Copy each line of the records below that has "Started" in it.

(Data for review begins)

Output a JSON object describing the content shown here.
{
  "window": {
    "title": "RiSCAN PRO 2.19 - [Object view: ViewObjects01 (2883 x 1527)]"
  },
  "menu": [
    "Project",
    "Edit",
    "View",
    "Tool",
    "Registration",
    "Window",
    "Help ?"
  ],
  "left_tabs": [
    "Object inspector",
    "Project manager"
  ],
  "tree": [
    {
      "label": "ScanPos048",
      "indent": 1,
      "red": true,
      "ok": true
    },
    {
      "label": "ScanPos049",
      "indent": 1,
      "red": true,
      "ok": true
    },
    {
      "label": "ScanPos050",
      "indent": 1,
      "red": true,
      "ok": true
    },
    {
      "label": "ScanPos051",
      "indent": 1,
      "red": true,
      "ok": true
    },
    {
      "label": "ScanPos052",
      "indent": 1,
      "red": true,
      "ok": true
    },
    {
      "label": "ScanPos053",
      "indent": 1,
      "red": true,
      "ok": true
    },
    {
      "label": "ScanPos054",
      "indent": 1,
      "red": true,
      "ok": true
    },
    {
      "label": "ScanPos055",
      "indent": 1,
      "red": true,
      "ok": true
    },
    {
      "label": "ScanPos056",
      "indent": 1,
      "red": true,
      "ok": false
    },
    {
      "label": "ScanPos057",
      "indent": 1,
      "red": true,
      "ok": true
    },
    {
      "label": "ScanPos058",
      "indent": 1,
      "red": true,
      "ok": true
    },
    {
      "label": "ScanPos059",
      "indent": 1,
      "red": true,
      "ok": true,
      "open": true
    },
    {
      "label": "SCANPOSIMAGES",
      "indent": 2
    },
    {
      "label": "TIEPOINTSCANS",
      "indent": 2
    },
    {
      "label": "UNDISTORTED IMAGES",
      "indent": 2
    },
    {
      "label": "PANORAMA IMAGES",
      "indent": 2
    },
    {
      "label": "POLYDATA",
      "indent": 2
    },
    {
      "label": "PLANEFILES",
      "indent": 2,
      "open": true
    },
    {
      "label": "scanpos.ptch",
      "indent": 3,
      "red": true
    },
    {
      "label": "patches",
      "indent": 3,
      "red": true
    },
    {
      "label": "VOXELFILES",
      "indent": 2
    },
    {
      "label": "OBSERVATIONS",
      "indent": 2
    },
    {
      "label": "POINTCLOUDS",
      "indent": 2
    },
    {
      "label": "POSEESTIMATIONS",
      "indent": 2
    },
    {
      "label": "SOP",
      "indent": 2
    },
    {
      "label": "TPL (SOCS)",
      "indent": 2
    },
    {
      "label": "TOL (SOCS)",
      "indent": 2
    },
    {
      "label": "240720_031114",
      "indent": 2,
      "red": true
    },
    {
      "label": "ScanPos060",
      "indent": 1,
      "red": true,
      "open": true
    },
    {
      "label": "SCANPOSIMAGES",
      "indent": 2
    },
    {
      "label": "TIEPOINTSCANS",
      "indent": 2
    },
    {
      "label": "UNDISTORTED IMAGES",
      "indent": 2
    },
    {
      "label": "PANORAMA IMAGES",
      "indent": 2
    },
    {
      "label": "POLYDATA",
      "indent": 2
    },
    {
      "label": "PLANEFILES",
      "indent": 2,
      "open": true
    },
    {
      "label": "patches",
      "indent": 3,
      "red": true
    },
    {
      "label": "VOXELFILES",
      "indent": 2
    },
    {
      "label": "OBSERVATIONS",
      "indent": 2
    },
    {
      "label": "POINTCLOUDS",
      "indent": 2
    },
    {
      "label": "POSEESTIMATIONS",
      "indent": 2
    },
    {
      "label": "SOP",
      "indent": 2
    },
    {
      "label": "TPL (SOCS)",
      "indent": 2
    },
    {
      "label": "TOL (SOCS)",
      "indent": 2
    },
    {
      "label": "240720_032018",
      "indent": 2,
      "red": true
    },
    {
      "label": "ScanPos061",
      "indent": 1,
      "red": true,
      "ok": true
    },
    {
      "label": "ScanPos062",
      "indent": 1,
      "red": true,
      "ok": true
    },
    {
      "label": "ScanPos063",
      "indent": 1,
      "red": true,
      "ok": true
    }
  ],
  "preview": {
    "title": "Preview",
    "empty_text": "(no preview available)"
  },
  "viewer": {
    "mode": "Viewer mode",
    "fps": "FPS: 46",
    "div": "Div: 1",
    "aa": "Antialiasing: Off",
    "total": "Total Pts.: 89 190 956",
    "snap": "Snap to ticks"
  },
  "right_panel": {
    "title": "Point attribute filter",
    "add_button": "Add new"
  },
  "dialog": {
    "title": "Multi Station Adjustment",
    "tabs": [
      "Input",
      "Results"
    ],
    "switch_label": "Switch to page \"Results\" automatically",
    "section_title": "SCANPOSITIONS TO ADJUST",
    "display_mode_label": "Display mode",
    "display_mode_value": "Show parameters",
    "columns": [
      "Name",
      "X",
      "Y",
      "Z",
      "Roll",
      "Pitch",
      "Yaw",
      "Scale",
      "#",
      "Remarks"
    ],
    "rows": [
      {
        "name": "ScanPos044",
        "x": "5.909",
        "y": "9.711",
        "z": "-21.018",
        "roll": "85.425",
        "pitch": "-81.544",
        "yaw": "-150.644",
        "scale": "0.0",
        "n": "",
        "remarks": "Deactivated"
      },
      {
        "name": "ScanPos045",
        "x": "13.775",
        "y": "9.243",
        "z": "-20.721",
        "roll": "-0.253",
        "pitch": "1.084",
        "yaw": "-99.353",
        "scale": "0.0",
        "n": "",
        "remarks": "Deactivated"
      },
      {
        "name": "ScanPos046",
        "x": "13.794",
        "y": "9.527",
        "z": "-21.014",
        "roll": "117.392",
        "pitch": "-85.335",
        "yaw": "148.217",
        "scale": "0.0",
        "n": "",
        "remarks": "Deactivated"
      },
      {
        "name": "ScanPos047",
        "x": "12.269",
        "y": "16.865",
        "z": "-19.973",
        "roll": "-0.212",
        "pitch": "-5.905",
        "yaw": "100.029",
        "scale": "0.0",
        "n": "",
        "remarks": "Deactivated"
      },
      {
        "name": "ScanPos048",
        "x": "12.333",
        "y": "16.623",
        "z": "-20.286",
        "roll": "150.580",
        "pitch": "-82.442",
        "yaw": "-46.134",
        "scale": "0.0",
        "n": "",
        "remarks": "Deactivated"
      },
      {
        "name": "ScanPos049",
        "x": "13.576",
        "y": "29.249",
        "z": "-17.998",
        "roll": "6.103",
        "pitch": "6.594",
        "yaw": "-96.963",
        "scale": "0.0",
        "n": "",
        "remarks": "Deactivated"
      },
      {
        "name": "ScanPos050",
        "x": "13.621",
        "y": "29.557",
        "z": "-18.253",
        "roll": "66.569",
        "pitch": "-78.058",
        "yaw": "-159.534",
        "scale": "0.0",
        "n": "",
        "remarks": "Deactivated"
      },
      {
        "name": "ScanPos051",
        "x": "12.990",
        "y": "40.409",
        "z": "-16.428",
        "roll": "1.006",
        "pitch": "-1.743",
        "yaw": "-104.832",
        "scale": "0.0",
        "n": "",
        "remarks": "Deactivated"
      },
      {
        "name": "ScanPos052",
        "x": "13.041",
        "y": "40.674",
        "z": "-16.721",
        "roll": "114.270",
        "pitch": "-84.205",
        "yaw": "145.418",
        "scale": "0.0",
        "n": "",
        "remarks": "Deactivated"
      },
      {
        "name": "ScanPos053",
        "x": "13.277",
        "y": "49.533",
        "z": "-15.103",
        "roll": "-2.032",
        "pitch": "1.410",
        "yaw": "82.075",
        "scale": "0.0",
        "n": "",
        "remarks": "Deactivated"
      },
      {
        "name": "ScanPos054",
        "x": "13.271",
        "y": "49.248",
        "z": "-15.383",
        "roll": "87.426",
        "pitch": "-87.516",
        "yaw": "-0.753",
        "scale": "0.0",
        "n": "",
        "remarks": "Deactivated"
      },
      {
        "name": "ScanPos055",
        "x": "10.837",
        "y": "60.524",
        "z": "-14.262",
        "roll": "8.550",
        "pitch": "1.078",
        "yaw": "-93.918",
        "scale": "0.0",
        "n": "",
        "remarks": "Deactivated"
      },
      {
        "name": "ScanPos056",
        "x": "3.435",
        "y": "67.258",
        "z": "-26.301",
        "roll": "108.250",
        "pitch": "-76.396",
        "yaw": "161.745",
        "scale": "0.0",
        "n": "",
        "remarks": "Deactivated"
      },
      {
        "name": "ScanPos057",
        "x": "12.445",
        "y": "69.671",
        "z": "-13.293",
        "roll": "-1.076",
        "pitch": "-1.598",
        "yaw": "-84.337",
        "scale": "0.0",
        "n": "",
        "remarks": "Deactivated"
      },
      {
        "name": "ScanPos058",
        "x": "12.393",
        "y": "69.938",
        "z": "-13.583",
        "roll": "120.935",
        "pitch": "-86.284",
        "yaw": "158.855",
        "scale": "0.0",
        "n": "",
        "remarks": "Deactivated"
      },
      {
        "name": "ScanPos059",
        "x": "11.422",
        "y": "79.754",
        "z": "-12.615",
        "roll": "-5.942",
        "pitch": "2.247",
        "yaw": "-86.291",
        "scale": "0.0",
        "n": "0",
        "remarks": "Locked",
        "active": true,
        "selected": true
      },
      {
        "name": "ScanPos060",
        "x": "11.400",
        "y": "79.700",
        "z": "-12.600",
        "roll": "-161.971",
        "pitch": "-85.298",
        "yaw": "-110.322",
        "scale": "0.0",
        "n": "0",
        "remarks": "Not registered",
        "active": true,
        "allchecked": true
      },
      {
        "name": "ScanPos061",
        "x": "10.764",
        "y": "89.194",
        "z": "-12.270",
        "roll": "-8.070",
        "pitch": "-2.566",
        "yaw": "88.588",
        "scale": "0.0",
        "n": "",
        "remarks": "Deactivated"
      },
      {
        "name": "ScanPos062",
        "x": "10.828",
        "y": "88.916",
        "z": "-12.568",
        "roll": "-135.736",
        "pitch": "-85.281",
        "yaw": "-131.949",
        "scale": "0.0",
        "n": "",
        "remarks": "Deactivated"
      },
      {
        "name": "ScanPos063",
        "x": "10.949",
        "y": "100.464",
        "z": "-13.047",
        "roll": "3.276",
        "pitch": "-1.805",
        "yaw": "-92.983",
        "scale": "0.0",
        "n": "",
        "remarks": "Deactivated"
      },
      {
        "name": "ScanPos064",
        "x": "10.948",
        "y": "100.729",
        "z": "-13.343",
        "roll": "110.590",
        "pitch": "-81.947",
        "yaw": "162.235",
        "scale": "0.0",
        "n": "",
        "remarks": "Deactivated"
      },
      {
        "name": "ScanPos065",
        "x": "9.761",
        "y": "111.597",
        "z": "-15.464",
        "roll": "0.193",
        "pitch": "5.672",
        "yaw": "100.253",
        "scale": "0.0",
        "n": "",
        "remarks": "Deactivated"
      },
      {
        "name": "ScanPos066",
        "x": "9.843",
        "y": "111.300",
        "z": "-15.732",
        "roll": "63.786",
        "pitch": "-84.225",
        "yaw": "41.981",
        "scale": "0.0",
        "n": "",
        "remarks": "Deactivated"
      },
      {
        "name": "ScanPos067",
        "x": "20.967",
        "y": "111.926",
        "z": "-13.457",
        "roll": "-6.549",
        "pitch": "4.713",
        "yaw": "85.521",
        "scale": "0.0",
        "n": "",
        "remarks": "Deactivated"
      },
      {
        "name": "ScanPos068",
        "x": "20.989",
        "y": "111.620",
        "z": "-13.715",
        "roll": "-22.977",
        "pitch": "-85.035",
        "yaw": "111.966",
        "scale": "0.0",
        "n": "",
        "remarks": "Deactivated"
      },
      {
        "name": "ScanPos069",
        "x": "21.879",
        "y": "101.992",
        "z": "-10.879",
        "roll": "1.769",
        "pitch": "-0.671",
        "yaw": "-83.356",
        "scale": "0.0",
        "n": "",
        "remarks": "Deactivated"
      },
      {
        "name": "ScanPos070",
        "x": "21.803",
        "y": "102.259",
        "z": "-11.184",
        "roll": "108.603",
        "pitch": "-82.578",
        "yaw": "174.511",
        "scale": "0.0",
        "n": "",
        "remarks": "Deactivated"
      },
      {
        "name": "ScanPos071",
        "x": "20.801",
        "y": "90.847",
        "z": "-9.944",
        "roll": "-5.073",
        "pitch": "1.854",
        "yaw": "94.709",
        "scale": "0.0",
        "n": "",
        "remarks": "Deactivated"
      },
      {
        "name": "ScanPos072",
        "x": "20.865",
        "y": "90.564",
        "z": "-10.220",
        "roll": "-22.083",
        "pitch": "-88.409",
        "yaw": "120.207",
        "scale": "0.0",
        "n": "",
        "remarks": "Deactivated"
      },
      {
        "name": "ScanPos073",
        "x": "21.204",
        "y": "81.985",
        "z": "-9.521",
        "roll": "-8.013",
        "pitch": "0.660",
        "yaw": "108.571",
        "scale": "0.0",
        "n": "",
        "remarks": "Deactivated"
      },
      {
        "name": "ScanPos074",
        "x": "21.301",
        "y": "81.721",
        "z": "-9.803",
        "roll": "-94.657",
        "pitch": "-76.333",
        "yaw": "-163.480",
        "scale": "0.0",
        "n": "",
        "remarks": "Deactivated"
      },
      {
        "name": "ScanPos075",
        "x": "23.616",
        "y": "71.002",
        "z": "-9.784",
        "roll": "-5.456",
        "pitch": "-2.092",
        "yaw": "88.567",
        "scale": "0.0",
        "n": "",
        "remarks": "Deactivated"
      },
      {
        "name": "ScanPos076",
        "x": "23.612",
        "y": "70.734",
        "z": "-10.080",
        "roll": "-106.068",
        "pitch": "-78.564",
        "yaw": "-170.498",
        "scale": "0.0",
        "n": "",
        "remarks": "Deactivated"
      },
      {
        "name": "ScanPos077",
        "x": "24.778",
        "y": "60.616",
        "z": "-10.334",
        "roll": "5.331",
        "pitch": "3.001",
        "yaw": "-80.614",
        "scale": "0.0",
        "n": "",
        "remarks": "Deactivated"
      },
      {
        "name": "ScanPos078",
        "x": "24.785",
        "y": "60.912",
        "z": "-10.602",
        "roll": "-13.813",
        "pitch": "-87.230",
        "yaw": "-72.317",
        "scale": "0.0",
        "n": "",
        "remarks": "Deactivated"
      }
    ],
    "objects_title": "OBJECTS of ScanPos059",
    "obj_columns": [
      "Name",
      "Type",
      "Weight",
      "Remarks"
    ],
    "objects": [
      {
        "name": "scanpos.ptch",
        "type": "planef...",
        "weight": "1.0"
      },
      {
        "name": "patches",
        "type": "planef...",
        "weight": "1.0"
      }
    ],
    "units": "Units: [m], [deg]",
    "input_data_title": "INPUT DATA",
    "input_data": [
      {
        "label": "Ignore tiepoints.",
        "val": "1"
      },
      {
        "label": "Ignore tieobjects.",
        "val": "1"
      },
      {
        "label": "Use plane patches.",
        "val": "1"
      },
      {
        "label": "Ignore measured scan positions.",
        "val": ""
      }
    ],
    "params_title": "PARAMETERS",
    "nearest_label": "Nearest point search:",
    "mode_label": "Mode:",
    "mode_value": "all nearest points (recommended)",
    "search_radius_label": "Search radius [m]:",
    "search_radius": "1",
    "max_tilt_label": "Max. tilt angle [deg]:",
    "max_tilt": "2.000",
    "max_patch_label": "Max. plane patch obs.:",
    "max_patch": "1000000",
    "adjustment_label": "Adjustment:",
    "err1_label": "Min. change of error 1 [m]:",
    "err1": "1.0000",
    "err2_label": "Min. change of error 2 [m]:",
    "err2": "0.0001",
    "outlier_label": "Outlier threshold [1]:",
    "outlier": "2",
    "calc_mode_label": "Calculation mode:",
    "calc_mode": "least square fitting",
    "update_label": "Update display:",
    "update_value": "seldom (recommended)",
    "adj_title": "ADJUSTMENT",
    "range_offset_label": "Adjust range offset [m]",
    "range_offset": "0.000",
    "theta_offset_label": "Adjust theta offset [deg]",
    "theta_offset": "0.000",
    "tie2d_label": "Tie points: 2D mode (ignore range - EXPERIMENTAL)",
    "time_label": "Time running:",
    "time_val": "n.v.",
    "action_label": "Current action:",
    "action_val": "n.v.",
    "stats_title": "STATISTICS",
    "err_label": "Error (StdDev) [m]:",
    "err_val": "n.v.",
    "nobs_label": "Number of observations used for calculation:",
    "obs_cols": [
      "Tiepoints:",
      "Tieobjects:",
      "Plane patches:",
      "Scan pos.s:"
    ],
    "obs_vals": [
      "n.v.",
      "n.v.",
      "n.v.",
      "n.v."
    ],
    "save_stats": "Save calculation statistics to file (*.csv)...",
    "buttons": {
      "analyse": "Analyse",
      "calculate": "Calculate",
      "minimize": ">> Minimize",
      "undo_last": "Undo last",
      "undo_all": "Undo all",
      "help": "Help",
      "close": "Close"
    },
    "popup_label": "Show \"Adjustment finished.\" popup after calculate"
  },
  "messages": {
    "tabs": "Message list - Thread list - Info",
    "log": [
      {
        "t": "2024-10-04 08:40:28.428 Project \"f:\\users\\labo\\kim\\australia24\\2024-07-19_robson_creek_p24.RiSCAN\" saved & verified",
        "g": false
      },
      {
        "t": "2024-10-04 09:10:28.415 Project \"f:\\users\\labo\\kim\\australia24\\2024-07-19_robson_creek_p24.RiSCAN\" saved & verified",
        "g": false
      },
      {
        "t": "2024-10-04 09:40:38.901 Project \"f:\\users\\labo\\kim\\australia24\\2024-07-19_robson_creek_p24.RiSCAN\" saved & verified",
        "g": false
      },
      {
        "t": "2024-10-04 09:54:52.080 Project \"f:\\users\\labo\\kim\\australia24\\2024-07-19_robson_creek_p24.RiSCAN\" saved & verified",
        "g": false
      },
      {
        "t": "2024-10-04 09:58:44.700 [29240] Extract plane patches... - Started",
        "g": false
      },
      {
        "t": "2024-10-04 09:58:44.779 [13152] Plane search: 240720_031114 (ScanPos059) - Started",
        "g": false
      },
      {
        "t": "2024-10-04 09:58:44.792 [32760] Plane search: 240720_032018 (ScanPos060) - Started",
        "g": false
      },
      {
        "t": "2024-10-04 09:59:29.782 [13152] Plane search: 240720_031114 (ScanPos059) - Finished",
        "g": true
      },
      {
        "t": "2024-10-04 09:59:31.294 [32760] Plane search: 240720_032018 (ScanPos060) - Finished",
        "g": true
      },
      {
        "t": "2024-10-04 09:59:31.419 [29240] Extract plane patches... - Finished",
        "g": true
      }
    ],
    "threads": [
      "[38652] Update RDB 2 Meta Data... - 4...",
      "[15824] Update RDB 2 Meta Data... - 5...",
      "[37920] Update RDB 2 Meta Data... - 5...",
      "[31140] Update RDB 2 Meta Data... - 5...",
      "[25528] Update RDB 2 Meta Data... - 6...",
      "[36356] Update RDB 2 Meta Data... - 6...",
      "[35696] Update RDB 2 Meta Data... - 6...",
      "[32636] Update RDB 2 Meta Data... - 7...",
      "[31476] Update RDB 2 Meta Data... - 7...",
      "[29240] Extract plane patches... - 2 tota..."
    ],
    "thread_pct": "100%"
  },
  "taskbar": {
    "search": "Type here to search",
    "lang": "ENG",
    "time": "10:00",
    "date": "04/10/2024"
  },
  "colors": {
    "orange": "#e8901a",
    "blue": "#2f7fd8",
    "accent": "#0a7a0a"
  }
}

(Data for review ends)

# Solution
        "t": "2024-10-04 09:58:44.700 [29240] Extract plane patches... - Started",
        "t": "2024-10-04 09:58:44.779 [13152] Plane search: 240720_031114 (ScanPos059) - Started",
        "t": "2024-10-04 09:58:44.792 [32760] Plane search: 240720_032018 (ScanPos060) - Started",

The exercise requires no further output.